Authored by: Jo Stewart
Faculty of Social Sciences
St. Catharines, Ontario
Bell, S. (1998). College transfer students: A Canadian case. Community College Journal of Research and Practice, 22 (1). Retrieved from http://webebscohost.com 04-30-10.
- Provides an example of the struggles of transfer students in one program in Canada.
Burton Nelson, Dorothy. (2006). Career advisors: A new breed. Retrieved from the NACADA Clearinghouse of Academic Advising Resources website http://www.nacada.ksu.edu/tabid/3318/articleType/ArticleView/articleId/591/article.aspx
- This is a resource for those academic advisors wishing to learn about how to provide career advising to their students.
Gibbs, N. (2009). The growing backlash against overparenting. Retrieved from http://www.time.com/time/nation/article/0,8599,1940395-3,00.html.
- Recently written in the popular press, this article provides general information about the overparenting phenomenon that is apparent amongst baby boomer parents and their children. Reference to the fact that the phenomenon is noted in a wide variety of geographical locations, including Canada.
McCalla-Wriggins, B. (2009). Integrating Career and Academic Advising: Mastering the Challenge. Retrieved from the NACADA Clearinghouse of Academic Advising Resources Web site: http://www.nacada.ksu.edu/Clearinghouse/M02/Career-Advising.htm
- This article provides a resource for academic advisors who find themselves providing career advice to students.
Menezes, M. D. (2005). Academic advisors and parents: Together building stronger advising relationships. Retrieved from the NACADA Clearinghouse of Academic Advising Resources Web site: http://www.nacada.ksu.edu/Clearinghouse/Advisingissues/Advisors-Parents.htm#1

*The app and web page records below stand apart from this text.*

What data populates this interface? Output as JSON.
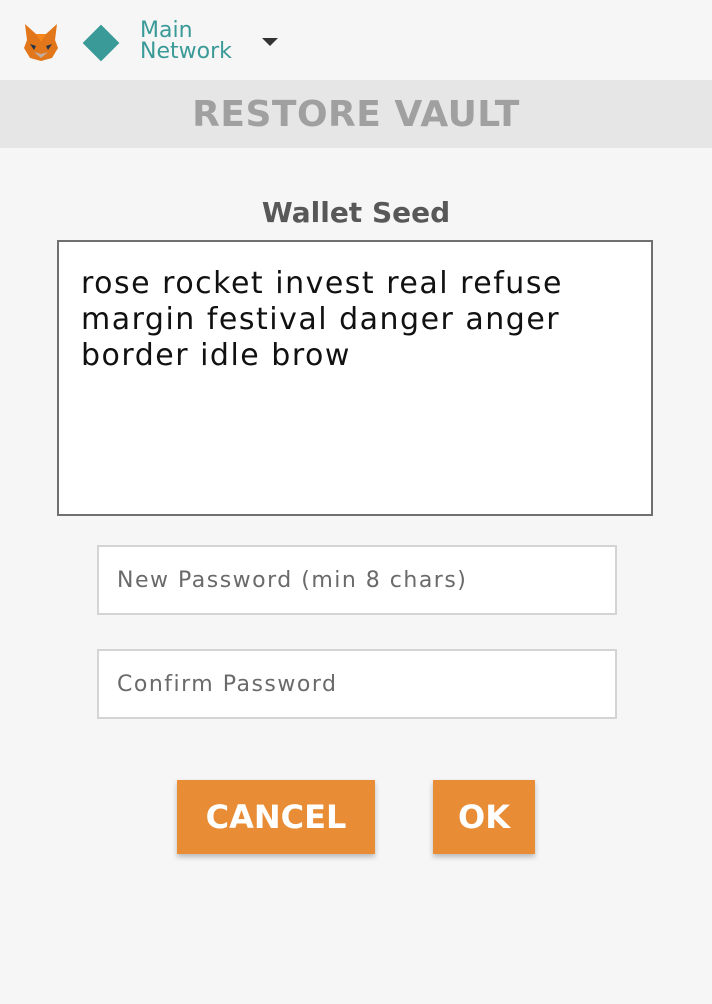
{
  "header": {
    "network_name": "Main\nNetwork",
    "network_color": "#3a9a98"
  },
  "title": "RESTORE VAULT",
  "seed": {
    "label": "Wallet Seed",
    "value": "rose rocket invest real refuse margin festival danger anger border idle brow"
  },
  "password": {
    "new_placeholder": "New Password (min 8 chars)",
    "confirm_placeholder": "Confirm Password"
  },
  "buttons": {
    "cancel": "CANCEL",
    "ok": "OK",
    "color": "#e98c36"
  }
}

- Provides a brief history of parenting, and makes recommendations for how academic advisors can work with the parents of today to provide service to students while not excluding parents from the process.
Service Ontario (2010). Freedom of Information and Protection of Privacy Act. Retrieved from www.e-laws.gov.on.ca/html/statutes/english/elaws_statutes_90f31_e.htm#BK0
- This is a legal document that outlines the Freedom of Information and Protection of Privacy Act in Canada.
Taylor, M. (2006). Helicopters, snowplows, and bulldozers: Managing students’ parents. Association of College Unions International. Retrieved from http://www.taylorprograms.org/images/BulletinNov200612-21a.pdf
- Discusses parenting styles in the 21st century, and makes suggestions for how post-secondary institutions can work with these parents to help their children succeed.
Thurmond, K.C. (2007). Transfer Shock: Why is a Term Forty Years Old Still Relevant? Retrieved from the NACADA Clearinghouse of Academic Advising Resources Web site: http://www.nacada.ksu.edu/Clearinghouse/AdvisingIssues/Transfer-Shock.htm
- This article discusses the nature of transfer shock and what academic advisors can do to alleviate it for the students.
US Department of Education (2010). Family Educational Rights and Privacy Act (FERPA) . Retrieved from http://www2.ed.gov/policy/gen/guid/fpco/ferpa/index.html
- This is a legal document that outlines the Family Educational Rights and Privacy Act in the United States.
the above resource using APA style as:
Stewart, J. (2010). Academic Advising in Canada -Is the Canadian Advising System Really Different from the American Advising System? Retrieved from NACADA Clearinghouse of Academic Advising
Resources Web site: http://www.nacada.ksu.edu/Resources/Clearinghouse/View-Articles/Advising-in-Canada.aspx